There is an impending crisis in Primary Health unless funding is improved
“It means we are finding it increasingly more difficult to recruit and keep nurses in primary care.”
“I am tempted to leave PHC to be in a better remunerated job but then my passion is PHC … it’s very frustrating.”
“This is my community and I care about it.”
Underfunding sends the wrong message to a crucial health sector
“The message is clear: prevention /keeping people out of hospitals isn’t as important or valued as looking after them in hospital.”
“I feel undervalued and unseen.”
The community needs a well-funded Primary Health Care sector
“Our skill reduced the number of hospital admissions.”
“The health care and education we provide not only improves health outcomes for individuals, but also for communities.”
“We are the glue that holds the health system together. We connect many different services together.”
“We look after not just the individual – it extends to the whānau.”
“My direct nursing care has kept patients in their own homes rather than be admitted to hospital. Our continued hard work in times of disease outbreaks such as the Measles has a very direct impact on our communities.”
“We worked very hard through the recent measles epidemic ensuring all those that were vulnerable were vaccinated, that those who needed the vaccines the most were prioritised, and fielded hundreds of calls from concerned parents.”
“I know the work I do as a nurse in primary care everyday supports people to look after their health and their families so they can keep working and be active in our local community.”
“Community and Primary Health is essential in keeping people out of hospital and keeping well in the community. This in turn will save money in the long run. I work closely with type 2 diabetes and we work together to improve their overall health and to keep them well.”
The work is varied and complex
“I am an emergency nurse, educator, vaccinator, mental health nurse, paediatric nurse, palliative care nurse, surgical nurse, older persons nurse and much more each and every day for my community. I am the contact for the community and I am trusted and respected.”
“We are the advocates, the life jackets and the bridge builders for our patients. We are the rapport makers, the listeners and the understanders, the encouragers and the teachers. See us, respect us and value us…..or ultimately, you will lose us.”

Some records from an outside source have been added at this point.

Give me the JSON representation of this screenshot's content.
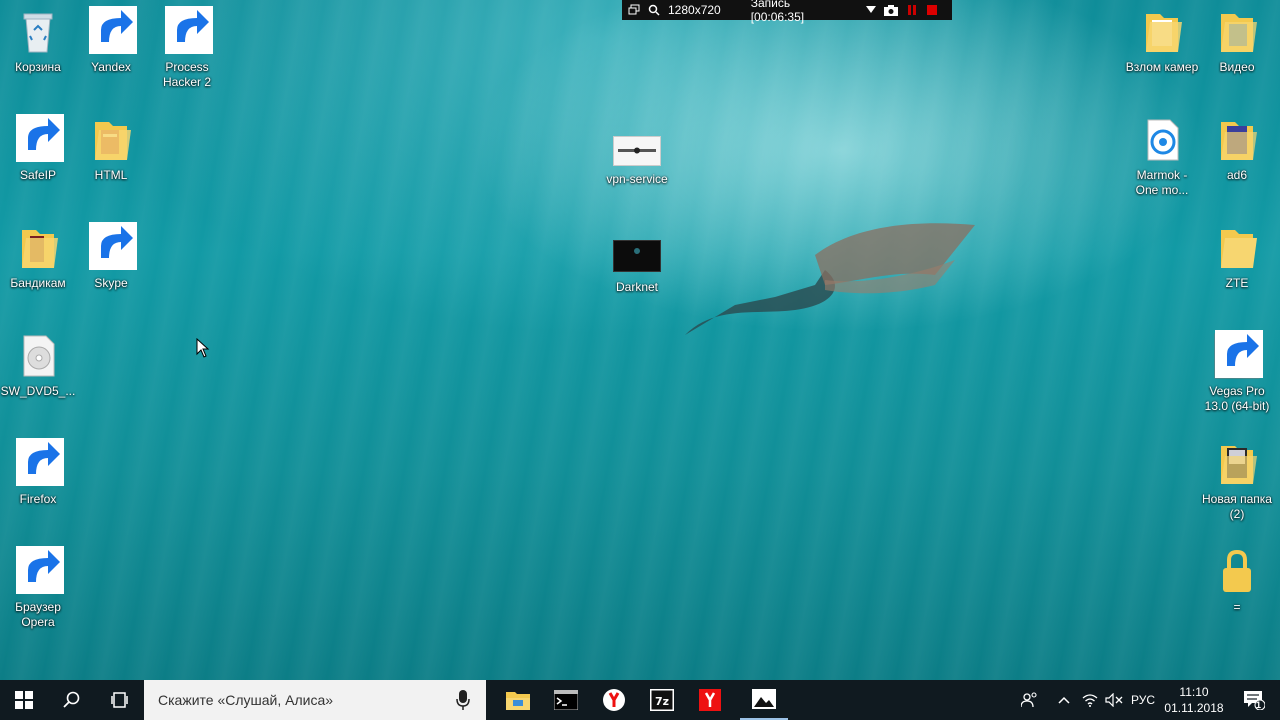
{
  "recorder": {
    "resolution": "1280x720",
    "status": "Запись [00:06:35]"
  },
  "desktop": {
    "icons": {
      "trash": "Корзина",
      "yandex": "Yandex",
      "process_hacker": "Process Hacker 2",
      "safeip": "SafeIP",
      "html": "HTML",
      "bandicam": "Бандикам",
      "skype": "Skype",
      "dvd": "SW_DVD5_...",
      "firefox": "Firefox",
      "opera": "Браузер Opera",
      "vpn": "vpn-service",
      "darknet": "Darknet",
      "vzlom": "Взлом камер",
      "video": "Видео",
      "marmok": "Marmok - One mo...",
      "ad6": "ad6",
      "zte": "ZTE",
      "vegas": "Vegas Pro 13.0 (64-bit)",
      "new_folder": "Новая папка (2)",
      "lock": "="
    }
  },
  "taskbar": {
    "search_placeholder": "Скажите «Слушай, Алиса»",
    "lang": "РУС",
    "time": "11:10",
    "date": "01.11.2018",
    "notifications": "1"
  },
  "colors": {
    "taskbar": "#101a20",
    "water": "#129aa5",
    "folder": "#f3c94e"
  }
}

“We see and manage patients that should or would have been in hospital earlier…”
“All up it ‘just doesn’t compute’ when there is a greater emphasis being put on keeping people well in their community.”

MIL OSI